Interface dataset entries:
:::

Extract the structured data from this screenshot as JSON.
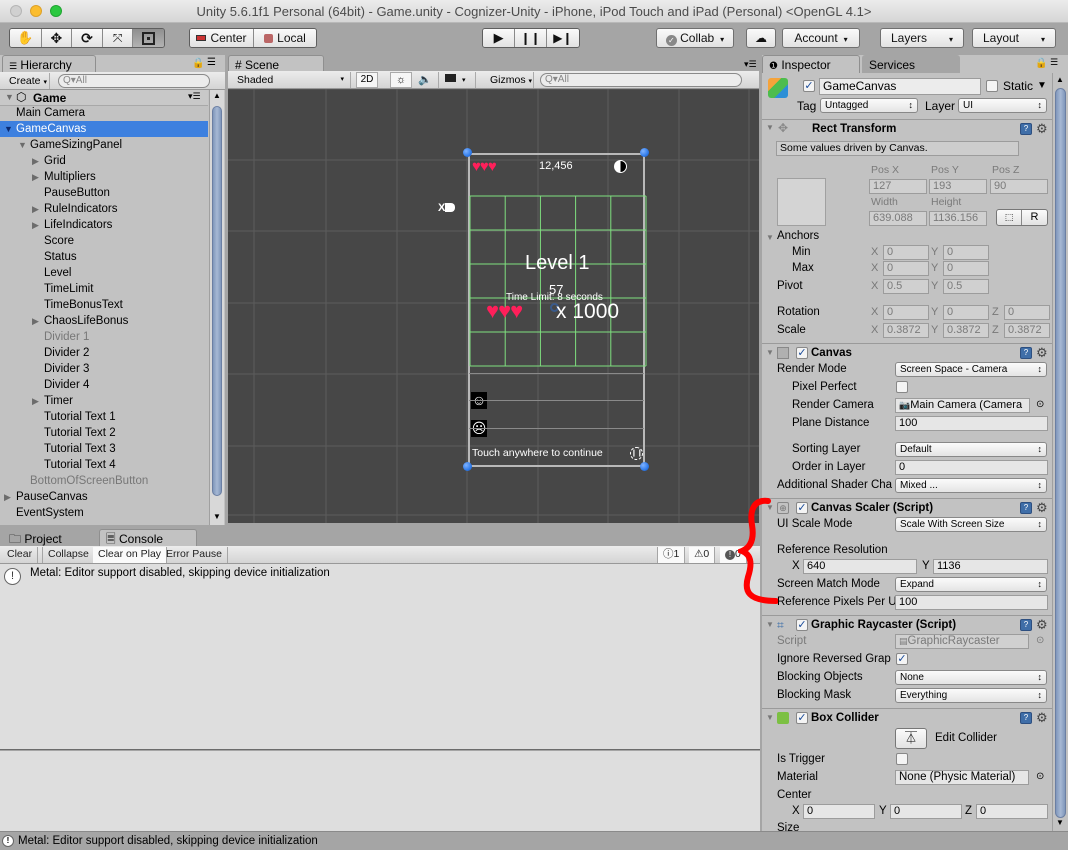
{
  "window": {
    "title": "Unity 5.6.1f1 Personal (64bit) - Game.unity - Cognizer-Unity - iPhone, iPod Touch and iPad (Personal) <OpenGL 4.1>"
  },
  "toolbar": {
    "tools": [
      "hand-tool",
      "move-tool",
      "rotate-tool",
      "scale-tool",
      "rect-tool"
    ],
    "active_tool": "rect-tool",
    "pivot_label": "Center",
    "space_label": "Local",
    "play_controls": [
      "play",
      "pause",
      "step"
    ],
    "collab_label": "Collab",
    "account_label": "Account",
    "layers_label": "Layers",
    "layout_label": "Layout"
  },
  "hierarchy": {
    "tab_label": "Hierarchy",
    "create_label": "Create",
    "search_placeholder": "Q▾All",
    "scene_name": "Game",
    "items": [
      {
        "label": "Main Camera",
        "depth": 1,
        "arrow": "none",
        "state": "normal"
      },
      {
        "label": "GameCanvas",
        "depth": 1,
        "arrow": "open",
        "state": "selected"
      },
      {
        "label": "GameSizingPanel",
        "depth": 2,
        "arrow": "open",
        "state": "normal"
      },
      {
        "label": "Grid",
        "depth": 3,
        "arrow": "closed",
        "state": "normal"
      },
      {
        "label": "Multipliers",
        "depth": 3,
        "arrow": "closed",
        "state": "normal"
      },
      {
        "label": "PauseButton",
        "depth": 3,
        "arrow": "none",
        "state": "normal"
      },
      {
        "label": "RuleIndicators",
        "depth": 3,
        "arrow": "closed",
        "state": "normal"
      },
      {
        "label": "LifeIndicators",
        "depth": 3,
        "arrow": "closed",
        "state": "normal"
      },
      {
        "label": "Score",
        "depth": 3,
        "arrow": "none",
        "state": "normal"
      },
      {
        "label": "Status",
        "depth": 3,
        "arrow": "none",
        "state": "normal"
      },
      {
        "label": "Level",
        "depth": 3,
        "arrow": "none",
        "state": "normal"
      },
      {
        "label": "TimeLimit",
        "depth": 3,
        "arrow": "none",
        "state": "normal"
      },
      {
        "label": "TimeBonusText",
        "depth": 3,
        "arrow": "none",
        "state": "normal"
      },
      {
        "label": "ChaosLifeBonus",
        "depth": 3,
        "arrow": "closed",
        "state": "normal"
      },
      {
        "label": "Divider 1",
        "depth": 3,
        "arrow": "none",
        "state": "inactive"
      },
      {
        "label": "Divider 2",
        "depth": 3,
        "arrow": "none",
        "state": "normal"
      },
      {
        "label": "Divider 3",
        "depth": 3,
        "arrow": "none",
        "state": "normal"
      },
      {
        "label": "Divider 4",
        "depth": 3,
        "arrow": "none",
        "state": "normal"
      },
      {
        "label": "Timer",
        "depth": 3,
        "arrow": "closed",
        "state": "normal"
      },
      {
        "label": "Tutorial Text 1",
        "depth": 3,
        "arrow": "none",
        "state": "normal"
      },
      {
        "label": "Tutorial Text 2",
        "depth": 3,
        "arrow": "none",
        "state": "normal"
      },
      {
        "label": "Tutorial Text 3",
        "depth": 3,
        "arrow": "none",
        "state": "normal"
      },
      {
        "label": "Tutorial Text 4",
        "depth": 3,
        "arrow": "none",
        "state": "normal"
      },
      {
        "label": "BottomOfScreenButton",
        "depth": 2,
        "arrow": "none",
        "state": "inactive"
      },
      {
        "label": "PauseCanvas",
        "depth": 1,
        "arrow": "closed",
        "state": "normal"
      },
      {
        "label": "EventSystem",
        "depth": 1,
        "arrow": "none",
        "state": "normal"
      }
    ]
  },
  "scene": {
    "tab_label": "Scene",
    "shading_mode": "Shaded",
    "mode_2d_label": "2D",
    "gizmos_label": "Gizmos",
    "search_placeholder": "Q▾All",
    "game": {
      "score": "12,456",
      "level": "Level 1",
      "timer": "57",
      "time_limit": "Time Limit: 8 seconds",
      "multiplier": "x 1000",
      "offscreen_label": "X",
      "continue_text": "Touch anywhere to continue",
      "lives": 3,
      "bonus_hearts": 3,
      "heart_color": "#ff1f5a",
      "grid_color": "#7fe07f",
      "handle_color": "#2f7bea"
    }
  },
  "inspector": {
    "tab_label": "Inspector",
    "services_tab_label": "Services",
    "object_name": "GameCanvas",
    "active": true,
    "static_label": "Static",
    "static": false,
    "tag_label": "Tag",
    "tag_value": "Untagged",
    "layer_label": "Layer",
    "layer_value": "UI",
    "rect_transform": {
      "title": "Rect Transform",
      "driven_note": "Some values driven by Canvas.",
      "pos_x_label": "Pos X",
      "pos_y_label": "Pos Y",
      "pos_z_label": "Pos Z",
      "pos_x": "127",
      "pos_y": "193",
      "pos_z": "90",
      "width_label": "Width",
      "height_label": "Height",
      "width": "639.088",
      "height": "1136.156",
      "raw_edit_label": "R",
      "anchors_label": "Anchors",
      "min_label": "Min",
      "max_label": "Max",
      "anchor_min_x": "0",
      "anchor_min_y": "0",
      "anchor_max_x": "0",
      "anchor_max_y": "0",
      "pivot_label": "Pivot",
      "pivot_x": "0.5",
      "pivot_y": "0.5",
      "rotation_label": "Rotation",
      "rotation_x": "0",
      "rotation_y": "0",
      "rotation_z": "0",
      "scale_label": "Scale",
      "scale_x": "0.3872",
      "scale_y": "0.3872",
      "scale_z": "0.3872"
    },
    "canvas": {
      "title": "Canvas",
      "enabled": true,
      "render_mode_label": "Render Mode",
      "render_mode": "Screen Space - Camera",
      "pixel_perfect_label": "Pixel Perfect",
      "pixel_perfect": false,
      "render_camera_label": "Render Camera",
      "render_camera": "Main Camera (Camera",
      "plane_distance_label": "Plane Distance",
      "plane_distance": "100",
      "sorting_layer_label": "Sorting Layer",
      "sorting_layer": "Default",
      "order_in_layer_label": "Order in Layer",
      "order_in_layer": "0",
      "shader_channels_label": "Additional Shader Cha",
      "shader_channels": "Mixed ..."
    },
    "canvas_scaler": {
      "title": "Canvas Scaler (Script)",
      "enabled": true,
      "scale_mode_label": "UI Scale Mode",
      "scale_mode": "Scale With Screen Size",
      "ref_resolution_label": "Reference Resolution",
      "ref_x": "640",
      "ref_y": "1136",
      "match_mode_label": "Screen Match Mode",
      "match_mode": "Expand",
      "ref_ppu_label": "Reference Pixels Per U",
      "ref_ppu": "100"
    },
    "graphic_raycaster": {
      "title": "Graphic Raycaster (Script)",
      "enabled": true,
      "script_label": "Script",
      "script_value": "GraphicRaycaster",
      "ignore_reversed_label": "Ignore Reversed Grap",
      "ignore_reversed": true,
      "blocking_objects_label": "Blocking Objects",
      "blocking_objects": "None",
      "blocking_mask_label": "Blocking Mask",
      "blocking_mask": "Everything"
    },
    "box_collider": {
      "title": "Box Collider",
      "enabled": true,
      "edit_collider_label": "Edit Collider",
      "is_trigger_label": "Is Trigger",
      "is_trigger": false,
      "material_label": "Material",
      "material": "None (Physic Material)",
      "center_label": "Center",
      "center_x": "0",
      "center_y": "0",
      "center_z": "0",
      "size_label": "Size"
    }
  },
  "console": {
    "project_tab_label": "Project",
    "console_tab_label": "Console",
    "clear_label": "Clear",
    "collapse_label": "Collapse",
    "clear_on_play_label": "Clear on Play",
    "error_pause_label": "Error Pause",
    "info_count": "1",
    "warning_count": "0",
    "error_count": "0",
    "messages": [
      "Metal: Editor support disabled, skipping device initialization"
    ]
  },
  "status_bar": {
    "message": "Metal: Editor support disabled, skipping device initialization"
  },
  "annotation": {
    "color": "#ff0000"
  }
}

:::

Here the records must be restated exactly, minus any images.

Extract the structured data from this screenshot as JSON.
{
  "window": {
    "title": "Unity 5.6.1f1 Personal (64bit) - Game.unity - Cognizer-Unity - iPhone, iPod Touch and iPad (Personal) <OpenGL 4.1>"
  },
  "toolbar": {
    "tools": [
      "hand-tool",
      "move-tool",
      "rotate-tool",
      "scale-tool",
      "rect-tool"
    ],
    "active_tool": "rect-tool",
    "pivot_label": "Center",
    "space_label": "Local",
    "play_controls": [
      "play",
      "pause",
      "step"
    ],
    "collab_label": "Collab",
    "account_label": "Account",
    "layers_label": "Layers",
    "layout_label": "Layout"
  },
  "hierarchy": {
    "tab_label": "Hierarchy",
    "create_label": "Create",
    "search_placeholder": "Q▾All",
    "scene_name": "Game",
    "items": [
      {
        "label": "Main Camera",
        "depth": 1,
        "arrow": "none",
        "state": "normal"
      },
      {
        "label": "GameCanvas",
        "depth": 1,
        "arrow": "open",
        "state": "selected"
      },
      {
        "label": "GameSizingPanel",
        "depth": 2,
        "arrow": "open",
        "state": "normal"
      },
      {
        "label": "Grid",
        "depth": 3,
        "arrow": "closed",
        "state": "normal"
      },
      {
        "label": "Multipliers",
        "depth": 3,
        "arrow": "closed",
        "state": "normal"
      },
      {
        "label": "PauseButton",
        "depth": 3,
        "arrow": "none",
        "state": "normal"
      },
      {
        "label": "RuleIndicators",
        "depth": 3,
        "arrow": "closed",
        "state": "normal"
      },
      {
        "label": "LifeIndicators",
        "depth": 3,
        "arrow": "closed",
        "state": "normal"
      },
      {
        "label": "Score",
        "depth": 3,
        "arrow": "none",
        "state": "normal"
      },
      {
        "label": "Status",
        "depth": 3,
        "arrow": "none",
        "state": "normal"
      },
      {
        "label": "Level",
        "depth": 3,
        "arrow": "none",
        "state": "normal"
      },
      {
        "label": "TimeLimit",
        "depth": 3,
        "arrow": "none",
        "state": "normal"
      },
      {
        "label": "TimeBonusText",
        "depth": 3,
        "arrow": "none",
        "state": "normal"
      },
      {
        "label": "ChaosLifeBonus",
        "depth": 3,
        "arrow": "closed",
        "state": "normal"
      },
      {
        "label": "Divider 1",
        "depth": 3,
        "arrow": "none",
        "state": "inactive"
      },
      {
        "label": "Divider 2",
        "depth": 3,
        "arrow": "none",
        "state": "normal"
      },
      {
        "label": "Divider 3",
        "depth": 3,
        "arrow": "none",
        "state": "normal"
      },
      {
        "label": "Divider 4",
        "depth": 3,
        "arrow": "none",
        "state": "normal"
      },
      {
        "label": "Timer",
        "depth": 3,
        "arrow": "closed",
        "state": "normal"
      },
      {
        "label": "Tutorial Text 1",
        "depth": 3,
        "arrow": "none",
        "state": "normal"
      },
      {
        "label": "Tutorial Text 2",
        "depth": 3,
        "arrow": "none",
        "state": "normal"
      },
      {
        "label": "Tutorial Text 3",
        "depth": 3,
        "arrow": "none",
        "state": "normal"
      },
      {
        "label": "Tutorial Text 4",
        "depth": 3,
        "arrow": "none",
        "state": "normal"
      },
      {
        "label": "BottomOfScreenButton",
        "depth": 2,
        "arrow": "none",
        "state": "inactive"
      },
      {
        "label": "PauseCanvas",
        "depth": 1,
        "arrow": "closed",
        "state": "normal"
      },
      {
        "label": "EventSystem",
        "depth": 1,
        "arrow": "none",
        "state": "normal"
      }
    ]
  },
  "scene": {
    "tab_label": "Scene",
    "shading_mode": "Shaded",
    "mode_2d_label": "2D",
    "gizmos_label": "Gizmos",
    "search_placeholder": "Q▾All",
    "game": {
      "score": "12,456",
      "level": "Level 1",
      "timer": "57",
      "time_limit": "Time Limit: 8 seconds",
      "multiplier": "x 1000",
      "offscreen_label": "X",
      "continue_text": "Touch anywhere to continue",
      "lives": 3,
      "bonus_hearts": 3,
      "heart_color": "#ff1f5a",
      "grid_color": "#7fe07f",
      "handle_color": "#2f7bea"
    }
  },
  "inspector": {
    "tab_label": "Inspector",
    "services_tab_label": "Services",
    "object_name": "GameCanvas",
    "active": true,
    "static_label": "Static",
    "static": false,
    "tag_label": "Tag",
    "tag_value": "Untagged",
    "layer_label": "Layer",
    "layer_value": "UI",
    "rect_transform": {
      "title": "Rect Transform",
      "driven_note": "Some values driven by Canvas.",
      "pos_x_label": "Pos X",
      "pos_y_label": "Pos Y",
      "pos_z_label": "Pos Z",
      "pos_x": "127",
      "pos_y": "193",
      "pos_z": "90",
      "width_label": "Width",
      "height_label": "Height",
      "width": "639.088",
      "height": "1136.156",
      "raw_edit_label": "R",
      "anchors_label": "Anchors",
      "min_label": "Min",
      "max_label": "Max",
      "anchor_min_x": "0",
      "anchor_min_y": "0",
      "anchor_max_x": "0",
      "anchor_max_y": "0",
      "pivot_label": "Pivot",
      "pivot_x": "0.5",
      "pivot_y": "0.5",
      "rotation_label": "Rotation",
      "rotation_x": "0",
      "rotation_y": "0",
      "rotation_z": "0",
      "scale_label": "Scale",
      "scale_x": "0.3872",
      "scale_y": "0.3872",
      "scale_z": "0.3872"
    },
    "canvas": {
      "title": "Canvas",
      "enabled": true,
      "render_mode_label": "Render Mode",
      "render_mode": "Screen Space - Camera",
      "pixel_perfect_label": "Pixel Perfect",
      "pixel_perfect": false,
      "render_camera_label": "Render Camera",
      "render_camera": "Main Camera (Camera",
      "plane_distance_label": "Plane Distance",
      "plane_distance": "100",
      "sorting_layer_label": "Sorting Layer",
      "sorting_layer": "Default",
      "order_in_layer_label": "Order in Layer",
      "order_in_layer": "0",
      "shader_channels_label": "Additional Shader Cha",
      "shader_channels": "Mixed ..."
    },
    "canvas_scaler": {
      "title": "Canvas Scaler (Script)",
      "enabled": true,
      "scale_mode_label": "UI Scale Mode",
      "scale_mode": "Scale With Screen Size",
      "ref_resolution_label": "Reference Resolution",
      "ref_x": "640",
      "ref_y": "1136",
      "match_mode_label": "Screen Match Mode",
      "match_mode": "Expand",
      "ref_ppu_label": "Reference Pixels Per U",
      "ref_ppu": "100"
    },
    "graphic_raycaster": {
      "title": "Graphic Raycaster (Script)",
      "enabled": true,
      "script_label": "Script",
      "script_value": "GraphicRaycaster",
      "ignore_reversed_label": "Ignore Reversed Grap",
      "ignore_reversed": true,
      "blocking_objects_label": "Blocking Objects",
      "blocking_objects": "None",
      "blocking_mask_label": "Blocking Mask",
      "blocking_mask": "Everything"
    },
    "box_collider": {
      "title": "Box Collider",
      "enabled": true,
      "edit_collider_label": "Edit Collider",
      "is_trigger_label": "Is Trigger",
      "is_trigger": false,
      "material_label": "Material",
      "material": "None (Physic Material)",
      "center_label": "Center",
      "center_x": "0",
      "center_y": "0",
      "center_z": "0",
      "size_label": "Size"
    }
  },
  "console": {
    "project_tab_label": "Project",
    "console_tab_label": "Console",
    "clear_label": "Clear",
    "collapse_label": "Collapse",
    "clear_on_play_label": "Clear on Play",
    "error_pause_label": "Error Pause",
    "info_count": "1",
    "warning_count": "0",
    "error_count": "0",
    "messages": [
      "Metal: Editor support disabled, skipping device initialization"
    ]
  },
  "status_bar": {
    "message": "Metal: Editor support disabled, skipping device initialization"
  },
  "annotation": {
    "color": "#ff0000"
  }
}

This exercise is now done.